After the fish hurled Jonah back onto land, Jonah gave in and went to Nineveh.  Jonah wanted nothing to do with the people of Nineveh.  They were heathens who did not know the Lord.  They were savage enemies.  Maybe some of Jonah’s own family had been killed in the raids of the Ninevites.  Jonah didn’t want to go.  He’d just as soon they all died and went to utter destruction.

But God had chased him down, so he gave in and went to Nineveh with God’s message:  “Forty days more, and Nineveh shall be overthrown!”  His message was so short, you could tell that his heart wasn’t in it.  But lo and behold, the whole city repented.  Even the animals wore sackcloth and ashes.  And then the very thing Jonah feared most happened:

When God saw what they did, how they turned from their evil ways, God changed his mind about the calamity that he had said he would bring upon them; and he did not do it.

Jonah 3:10

This was what made Jonah so angry.  This was the anger that had turned inward into depression.  At last, he told the Lord what he had not told any other living soul:

That is why I fled to Tarshish at the beginning; for I knew that you are a gracious God and merciful, slow to anger, and abounding in steadfast love, and ready to relent from punishing.  And now, O Lord, please take my life from me, for it is better for me to die than to live.              Jonah 4:2b-3

Jonah could not bear to live in a world in which his Lord would forgive his worst enemy.  And the root cause of all of this was nothing other than the character of God: gracious and merciful, slow to anger, and abounding in steadfast love.

You see, Jonah was not running from the Lord’s judgment.  Jonah was running from the Lord’s grace – the Lord’s grace to Jonah’s enemies.  Jonah held onto his nationalism, his exclusivism, and his anger.  So Jonah said to God, “If you’re like that, I’d rather be dead.”

Jonah went out of the city and pouted.  While he pouted under the burning sun, the Lord appointed a bush to grow and provide shade for Jonah.  Jonah became rather fond of that bush.  But then the Lord appointed a worm to chew on the bush until it died.  And then the sun beat down again on Jonah.  Again he said to God, “It is better for me to die than to live.”
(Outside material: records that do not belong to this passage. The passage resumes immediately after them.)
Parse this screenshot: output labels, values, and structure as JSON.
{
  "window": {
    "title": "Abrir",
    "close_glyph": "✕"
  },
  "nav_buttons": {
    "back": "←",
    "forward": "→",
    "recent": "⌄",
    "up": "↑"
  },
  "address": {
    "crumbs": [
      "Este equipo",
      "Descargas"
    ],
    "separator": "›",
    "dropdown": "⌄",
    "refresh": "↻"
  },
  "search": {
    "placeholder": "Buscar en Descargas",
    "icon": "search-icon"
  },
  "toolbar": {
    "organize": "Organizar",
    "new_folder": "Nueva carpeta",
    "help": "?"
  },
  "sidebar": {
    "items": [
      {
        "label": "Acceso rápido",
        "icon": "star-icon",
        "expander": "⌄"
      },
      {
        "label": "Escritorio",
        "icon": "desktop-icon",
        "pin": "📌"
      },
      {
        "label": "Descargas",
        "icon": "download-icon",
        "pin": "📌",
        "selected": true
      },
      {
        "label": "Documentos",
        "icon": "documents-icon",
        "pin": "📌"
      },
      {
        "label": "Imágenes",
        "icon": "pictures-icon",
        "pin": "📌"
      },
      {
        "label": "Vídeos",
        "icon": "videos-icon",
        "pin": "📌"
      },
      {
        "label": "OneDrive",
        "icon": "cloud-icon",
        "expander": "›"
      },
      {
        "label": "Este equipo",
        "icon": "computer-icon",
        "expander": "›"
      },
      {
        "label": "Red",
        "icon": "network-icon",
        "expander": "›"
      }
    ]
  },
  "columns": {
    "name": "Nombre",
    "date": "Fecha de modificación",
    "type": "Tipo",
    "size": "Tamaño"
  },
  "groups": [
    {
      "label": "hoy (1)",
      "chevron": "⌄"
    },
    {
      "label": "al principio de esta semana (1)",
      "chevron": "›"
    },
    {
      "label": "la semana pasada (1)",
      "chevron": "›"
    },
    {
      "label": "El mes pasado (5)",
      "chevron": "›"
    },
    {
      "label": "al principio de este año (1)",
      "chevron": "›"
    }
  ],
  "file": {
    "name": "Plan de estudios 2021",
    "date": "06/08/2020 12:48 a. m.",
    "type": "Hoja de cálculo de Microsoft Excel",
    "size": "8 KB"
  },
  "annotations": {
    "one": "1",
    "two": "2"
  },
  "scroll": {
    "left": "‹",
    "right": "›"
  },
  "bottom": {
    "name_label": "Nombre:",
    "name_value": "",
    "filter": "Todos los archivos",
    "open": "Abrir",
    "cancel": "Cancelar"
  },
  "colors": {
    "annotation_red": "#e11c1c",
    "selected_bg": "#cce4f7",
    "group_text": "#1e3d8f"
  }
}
The Lord said to Jonah, “Is it right for you to be angry about the bush?”

“Yes, angry enough to die.”

Then the Lord said, “If you are so concerned about this bush, HOW MUCH MORE should I be concerned about Nineveh, about the hundred and twenty thousand people in it, not to mention the animals?

And that’s how the book ends, with a question – a question we don’t know how Jonah answered.  It ends something like the way Jesus ended his Parable of the Prodigal Son. (Luke 15)  You know the parable: the younger son wasted his inheritance, but repented and came home to the waiting father, who welcomed him and threw a feast for him.  But the older brother would not come in, angry that his father had welcomed the pathetic younger son.  That parable ended with a question too, as the father invited the older son to join the celebration, “for this brother of yours was dead and has come to life, was lost and has been found.”  We don’t know what the elder brother answered.  We don’t know what Jonah answered, either.  But what we do know is that in both stories, the character of God shines, the merciful, gracious, quick to forgive character of God.

So what are we to make of this Jonah story, so full of colorful characters, especially the character of God?

For one thing, we know that you can’t outrun God.  God will pursue you like the hound of heaven.  God will find you in the depths of the deep.  God will surround you wherever you are.

And God will call you to go and declare the gracious mercy of God, even to your worst enemies.   And, if you’d rather die than to bring grace and mercy to your enemies, God will find you again and challenge you to face your anger.

If you think that you are the kind of character that can outrun God, you will find that God is more of a character than you!

– Douglas E. Murray